In addition, CUHK is a comprehensive university, not just a stand-alone business school. So we can have a lot of inter-disciplinary research as a lot of issues are not only within the confines of business. For example, we can work with other schools, such as health care, law and social sciences for interdisciplinary research and programs. This is not something that the satellite programs can provide.
Let me also mention the brand-new Shenzhen campus. If we think of our two solid bases—one in Hong Kong and one in the Mainland, not many schools can challenge our position. We just need to leverage on our strength and take advantage of our potentials.
CONNECT: How important are rankings in your view?
Prof. Chan: When it comes to business schools, people often look at their MBA and EMBA rankings. Rankings are a pragmatic way to measure a school’s reputation. They define the value of our graduates and provide information for prospective students. They act as mirrors for us to see how we stack up with our peers, and help us strive for continuous improvements.
Having said that, I don’t think we should be blindly led by rankings. Different attributes may be given different weightings by different ranking agencies. No business school can say they are at the top of every criterion. So they need to decide which area they want to push far or promote.
Some attributes or criteria may not be consistent with the objective of a particular program. For example, a lot of MBA students come to our School to learn management skills to promote social causes. NGO or social enterprise jobs are not necessarily highly paid, but the Business School should promote them nonetheless. What I’m trying to say is that educational programs should have a broader agenda than just achieving high rankings.
CONNECT: Which areas will you prioritize in the beginning of your tenure? Any urgent tasks that you plan to tackle first?
Prof. Chan: During the first few months of my office, I will be meeting with different units and departments. There are four aspects that I’d like to promote and encourage:
- Faculty: I’d like the School to try its best to recruit, nurture and retain faculty members who have strong commitments to produce excellent research and teaching. For research, I’m looking at providing a platform not only to produce papers for top-rated journals, but to produce research with bigger impacts on the business profession and the academic profession.
- Students: There are rising expectations for our students. We hope our curriculum will reflect the elements demanded by the corporate world.
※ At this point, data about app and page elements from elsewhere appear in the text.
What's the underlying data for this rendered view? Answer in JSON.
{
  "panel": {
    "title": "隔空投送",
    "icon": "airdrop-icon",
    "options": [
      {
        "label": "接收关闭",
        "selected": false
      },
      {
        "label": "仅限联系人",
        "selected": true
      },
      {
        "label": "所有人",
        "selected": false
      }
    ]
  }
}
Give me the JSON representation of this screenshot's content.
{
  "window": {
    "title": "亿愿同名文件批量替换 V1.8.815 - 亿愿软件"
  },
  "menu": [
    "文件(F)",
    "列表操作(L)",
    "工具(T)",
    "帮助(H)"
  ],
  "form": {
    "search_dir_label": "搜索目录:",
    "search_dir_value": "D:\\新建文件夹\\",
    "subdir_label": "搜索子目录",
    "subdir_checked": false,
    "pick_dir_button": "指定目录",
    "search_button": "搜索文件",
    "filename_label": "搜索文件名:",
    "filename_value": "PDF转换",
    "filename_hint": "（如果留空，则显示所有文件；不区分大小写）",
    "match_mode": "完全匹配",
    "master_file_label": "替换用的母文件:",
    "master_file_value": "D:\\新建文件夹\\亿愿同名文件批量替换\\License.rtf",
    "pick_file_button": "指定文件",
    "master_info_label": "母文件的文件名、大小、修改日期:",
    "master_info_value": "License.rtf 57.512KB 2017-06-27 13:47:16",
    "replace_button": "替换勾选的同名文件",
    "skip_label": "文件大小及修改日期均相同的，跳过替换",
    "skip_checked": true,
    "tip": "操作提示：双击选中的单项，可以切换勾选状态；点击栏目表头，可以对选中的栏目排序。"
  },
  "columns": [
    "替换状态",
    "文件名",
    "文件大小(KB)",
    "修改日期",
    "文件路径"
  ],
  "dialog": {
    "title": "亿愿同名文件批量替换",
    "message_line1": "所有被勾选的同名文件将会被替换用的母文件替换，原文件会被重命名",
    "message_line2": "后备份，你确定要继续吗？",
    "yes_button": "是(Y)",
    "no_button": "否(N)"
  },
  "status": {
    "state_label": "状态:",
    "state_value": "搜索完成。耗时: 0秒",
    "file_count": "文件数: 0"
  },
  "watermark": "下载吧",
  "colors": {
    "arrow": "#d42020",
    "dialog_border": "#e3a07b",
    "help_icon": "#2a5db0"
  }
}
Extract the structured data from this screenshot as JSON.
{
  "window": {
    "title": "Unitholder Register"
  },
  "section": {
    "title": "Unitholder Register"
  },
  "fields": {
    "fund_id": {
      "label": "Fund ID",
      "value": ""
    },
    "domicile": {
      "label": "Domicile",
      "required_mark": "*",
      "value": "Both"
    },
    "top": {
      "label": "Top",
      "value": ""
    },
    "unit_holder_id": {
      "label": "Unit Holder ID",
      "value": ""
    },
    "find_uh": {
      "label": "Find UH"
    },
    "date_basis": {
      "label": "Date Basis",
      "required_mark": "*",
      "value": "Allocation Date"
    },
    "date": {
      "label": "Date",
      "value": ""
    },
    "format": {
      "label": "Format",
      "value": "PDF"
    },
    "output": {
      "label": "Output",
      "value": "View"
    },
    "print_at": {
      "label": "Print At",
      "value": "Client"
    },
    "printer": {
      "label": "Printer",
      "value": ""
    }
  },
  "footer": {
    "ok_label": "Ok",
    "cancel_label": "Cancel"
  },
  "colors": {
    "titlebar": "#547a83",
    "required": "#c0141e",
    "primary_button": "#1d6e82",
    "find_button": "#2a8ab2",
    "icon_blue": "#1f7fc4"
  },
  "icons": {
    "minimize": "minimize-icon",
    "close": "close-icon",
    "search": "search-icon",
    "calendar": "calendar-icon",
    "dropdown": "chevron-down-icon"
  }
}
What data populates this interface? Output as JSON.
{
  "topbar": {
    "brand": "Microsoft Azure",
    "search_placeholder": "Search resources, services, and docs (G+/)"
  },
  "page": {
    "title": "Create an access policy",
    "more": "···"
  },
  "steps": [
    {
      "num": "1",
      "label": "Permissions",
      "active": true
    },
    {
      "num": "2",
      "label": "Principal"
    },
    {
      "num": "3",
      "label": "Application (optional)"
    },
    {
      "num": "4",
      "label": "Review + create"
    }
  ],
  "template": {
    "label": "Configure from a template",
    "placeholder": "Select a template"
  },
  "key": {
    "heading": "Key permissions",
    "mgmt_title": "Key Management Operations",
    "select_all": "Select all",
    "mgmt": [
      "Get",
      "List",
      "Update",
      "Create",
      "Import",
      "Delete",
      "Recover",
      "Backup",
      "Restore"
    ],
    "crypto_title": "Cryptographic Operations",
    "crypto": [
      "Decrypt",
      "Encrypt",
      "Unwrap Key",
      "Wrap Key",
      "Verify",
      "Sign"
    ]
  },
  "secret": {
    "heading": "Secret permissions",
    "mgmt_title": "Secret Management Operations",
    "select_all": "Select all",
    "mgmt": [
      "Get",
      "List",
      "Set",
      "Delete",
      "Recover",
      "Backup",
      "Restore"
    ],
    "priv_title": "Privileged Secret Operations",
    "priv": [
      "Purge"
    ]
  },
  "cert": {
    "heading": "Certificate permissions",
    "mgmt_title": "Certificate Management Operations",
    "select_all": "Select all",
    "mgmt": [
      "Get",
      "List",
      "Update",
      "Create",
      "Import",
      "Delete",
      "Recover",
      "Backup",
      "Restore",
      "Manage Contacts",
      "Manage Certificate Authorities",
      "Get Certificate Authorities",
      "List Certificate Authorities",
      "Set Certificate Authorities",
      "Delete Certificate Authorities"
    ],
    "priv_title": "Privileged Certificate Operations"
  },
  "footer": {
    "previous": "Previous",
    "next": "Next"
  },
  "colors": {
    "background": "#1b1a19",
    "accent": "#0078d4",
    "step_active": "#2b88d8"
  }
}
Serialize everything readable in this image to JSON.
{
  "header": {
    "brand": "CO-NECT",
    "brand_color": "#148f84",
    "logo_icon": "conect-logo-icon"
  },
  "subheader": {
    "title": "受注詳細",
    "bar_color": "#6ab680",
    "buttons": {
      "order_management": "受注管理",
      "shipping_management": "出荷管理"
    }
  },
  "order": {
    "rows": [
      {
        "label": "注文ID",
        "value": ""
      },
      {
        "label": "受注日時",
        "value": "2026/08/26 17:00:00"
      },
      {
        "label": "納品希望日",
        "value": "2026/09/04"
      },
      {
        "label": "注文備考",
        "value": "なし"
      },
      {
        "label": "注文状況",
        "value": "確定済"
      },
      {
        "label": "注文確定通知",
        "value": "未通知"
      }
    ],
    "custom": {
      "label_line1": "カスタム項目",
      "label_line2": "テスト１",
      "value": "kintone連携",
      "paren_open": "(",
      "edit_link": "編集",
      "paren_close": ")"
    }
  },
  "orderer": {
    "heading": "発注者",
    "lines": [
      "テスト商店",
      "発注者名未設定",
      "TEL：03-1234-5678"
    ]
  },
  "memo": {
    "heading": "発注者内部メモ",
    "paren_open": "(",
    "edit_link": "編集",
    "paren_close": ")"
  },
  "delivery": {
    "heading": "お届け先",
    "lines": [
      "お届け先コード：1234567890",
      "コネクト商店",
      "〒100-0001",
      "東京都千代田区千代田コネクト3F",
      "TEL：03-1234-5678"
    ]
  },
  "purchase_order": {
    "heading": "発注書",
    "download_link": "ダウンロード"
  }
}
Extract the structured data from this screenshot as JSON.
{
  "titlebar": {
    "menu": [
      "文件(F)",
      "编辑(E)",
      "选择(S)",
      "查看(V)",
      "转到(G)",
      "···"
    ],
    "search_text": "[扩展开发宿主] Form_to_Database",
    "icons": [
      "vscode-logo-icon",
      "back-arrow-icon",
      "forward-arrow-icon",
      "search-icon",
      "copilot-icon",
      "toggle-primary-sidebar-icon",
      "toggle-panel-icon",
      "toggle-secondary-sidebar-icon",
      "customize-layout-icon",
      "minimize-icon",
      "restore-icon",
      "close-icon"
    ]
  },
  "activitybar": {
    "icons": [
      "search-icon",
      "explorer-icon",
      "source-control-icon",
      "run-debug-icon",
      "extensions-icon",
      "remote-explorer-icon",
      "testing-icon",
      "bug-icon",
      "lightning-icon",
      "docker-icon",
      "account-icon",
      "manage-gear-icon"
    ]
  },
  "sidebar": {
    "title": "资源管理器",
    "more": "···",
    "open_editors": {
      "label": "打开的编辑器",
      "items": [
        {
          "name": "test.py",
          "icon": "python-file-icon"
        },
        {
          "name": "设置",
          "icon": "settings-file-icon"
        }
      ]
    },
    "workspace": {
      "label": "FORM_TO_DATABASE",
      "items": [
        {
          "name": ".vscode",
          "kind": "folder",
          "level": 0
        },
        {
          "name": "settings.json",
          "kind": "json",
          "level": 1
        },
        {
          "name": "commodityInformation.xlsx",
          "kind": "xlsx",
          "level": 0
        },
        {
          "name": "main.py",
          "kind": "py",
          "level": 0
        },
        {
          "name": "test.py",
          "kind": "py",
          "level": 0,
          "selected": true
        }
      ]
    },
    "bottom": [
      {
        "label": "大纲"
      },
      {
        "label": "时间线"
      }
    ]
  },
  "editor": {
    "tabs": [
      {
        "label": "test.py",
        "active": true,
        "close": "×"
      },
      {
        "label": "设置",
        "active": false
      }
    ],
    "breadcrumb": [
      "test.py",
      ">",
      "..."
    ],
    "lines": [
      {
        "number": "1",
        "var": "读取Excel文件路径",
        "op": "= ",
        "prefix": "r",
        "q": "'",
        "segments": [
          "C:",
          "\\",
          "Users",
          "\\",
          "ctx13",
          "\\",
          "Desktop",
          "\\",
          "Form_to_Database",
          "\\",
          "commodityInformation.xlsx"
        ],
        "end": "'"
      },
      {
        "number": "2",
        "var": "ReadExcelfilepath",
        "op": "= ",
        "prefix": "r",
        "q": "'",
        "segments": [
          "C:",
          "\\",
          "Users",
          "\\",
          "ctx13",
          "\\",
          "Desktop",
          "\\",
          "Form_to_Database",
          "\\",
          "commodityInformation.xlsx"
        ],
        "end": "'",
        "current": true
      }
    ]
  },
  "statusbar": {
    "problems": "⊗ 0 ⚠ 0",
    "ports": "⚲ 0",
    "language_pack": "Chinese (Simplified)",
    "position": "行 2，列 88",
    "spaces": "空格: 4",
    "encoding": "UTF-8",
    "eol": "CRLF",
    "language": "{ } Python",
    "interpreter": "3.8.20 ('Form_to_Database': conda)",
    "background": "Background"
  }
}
For both graduates and undergraduates, we hope to see more emphasis on global issues, innovation, creativity and CSR as part of the education experience.
- Diversity: I’d like to see and continue to encourage the diversity of the student body. I hope the School will bring in more students from around Asia and the West, in addition to Mainland China.
- Business connection: We should have more connection with the alumni and corporate community. Our previous Dean Prof TJ Wong had done a lot in this area and I’d like to see our School continue pushing in the same direction. After all, we do have a long history operating in Hong Kong and Mainland China, and we should be able to do more to gather the support of the business world.
Our Business School has a very solid platform with the comprehensive university behind it, plus a long history, strong alumni community and now, the Shenzhen campus. If we are able to integrate these elements, I think we can be very powerful. As the new Dean, I can’t do it alone. I hope to get all the support and feedback from the faculty and staff that I can, and I’ll work with the students, alumni and corporate contacts. I strongly believe we can improve and succeed to become one of the leading business schools in the world.
By Louisa Wah Hansen